_Exercise prompt_.
Each line of the data should be given again exactly.

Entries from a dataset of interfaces

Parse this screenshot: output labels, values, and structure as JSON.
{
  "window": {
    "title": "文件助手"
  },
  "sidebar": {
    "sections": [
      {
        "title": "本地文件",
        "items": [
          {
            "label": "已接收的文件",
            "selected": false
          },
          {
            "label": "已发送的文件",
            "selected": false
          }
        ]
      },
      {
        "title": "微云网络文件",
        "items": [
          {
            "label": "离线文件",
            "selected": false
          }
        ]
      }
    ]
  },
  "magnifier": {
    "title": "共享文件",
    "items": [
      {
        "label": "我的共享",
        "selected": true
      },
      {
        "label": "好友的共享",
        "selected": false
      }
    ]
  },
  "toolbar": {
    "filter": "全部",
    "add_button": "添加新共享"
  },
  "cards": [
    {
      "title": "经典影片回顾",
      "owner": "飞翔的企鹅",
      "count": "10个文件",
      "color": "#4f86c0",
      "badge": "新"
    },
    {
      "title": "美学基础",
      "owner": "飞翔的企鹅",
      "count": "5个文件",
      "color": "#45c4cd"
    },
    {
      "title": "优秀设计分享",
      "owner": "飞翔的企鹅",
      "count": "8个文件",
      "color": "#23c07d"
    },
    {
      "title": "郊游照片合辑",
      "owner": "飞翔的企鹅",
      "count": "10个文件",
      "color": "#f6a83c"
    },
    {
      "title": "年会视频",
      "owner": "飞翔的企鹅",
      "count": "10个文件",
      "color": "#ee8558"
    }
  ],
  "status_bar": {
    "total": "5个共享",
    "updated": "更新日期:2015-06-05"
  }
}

_Answer to the exercise_.
Parse this screenshot: output labels, values, and structure as JSON.
{
  "window": {
    "title": "文件助手"
  },
  "sidebar": {
    "sections": [
      {
        "title": "本地文件",
        "items": [
          {
            "label": "已接收的文件",
            "selected": false
          },
          {
            "label": "已发送的文件",
            "selected": false
          }
        ]
      },
      {
        "title": "微云网络文件",
        "items": [
          {
            "label": "离线文件",
            "selected": false
          }
        ]
      }
    ]
  },
  "magnifier": {
    "title": "共享文件",
    "items": [
      {
        "label": "我的共享",
        "selected": true
      },
      {
        "label": "好友的共享",
        "selected": false
      }
    ]
  },
  "toolbar": {
    "filter": "全部",
    "add_button": "添加新共享"
  },
  "cards": [
    {
      "title": "经典影片回顾",
      "owner": "飞翔的企鹅",
      "count": "10个文件",
      "color": "#4f86c0",
      "badge": "新"
    },
    {
      "title": "美学基础",
      "owner": "飞翔的企鹅",
      "count": "5个文件",
      "color": "#45c4cd"
    },
    {
      "title": "优秀设计分享",
      "owner": "飞翔的企鹅",
      "count": "8个文件",
      "color": "#23c07d"
    },
    {
      "title": "郊游照片合辑",
      "owner": "飞翔的企鹅",
      "count": "10个文件",
      "color": "#f6a83c"
    },
    {
      "title": "年会视频",
      "owner": "飞翔的企鹅",
      "count": "10个文件",
      "color": "#ee8558"
    }
  ],
  "status_bar": {
    "total": "5个共享",
    "updated": "更新日期:2015-06-05"
  }
}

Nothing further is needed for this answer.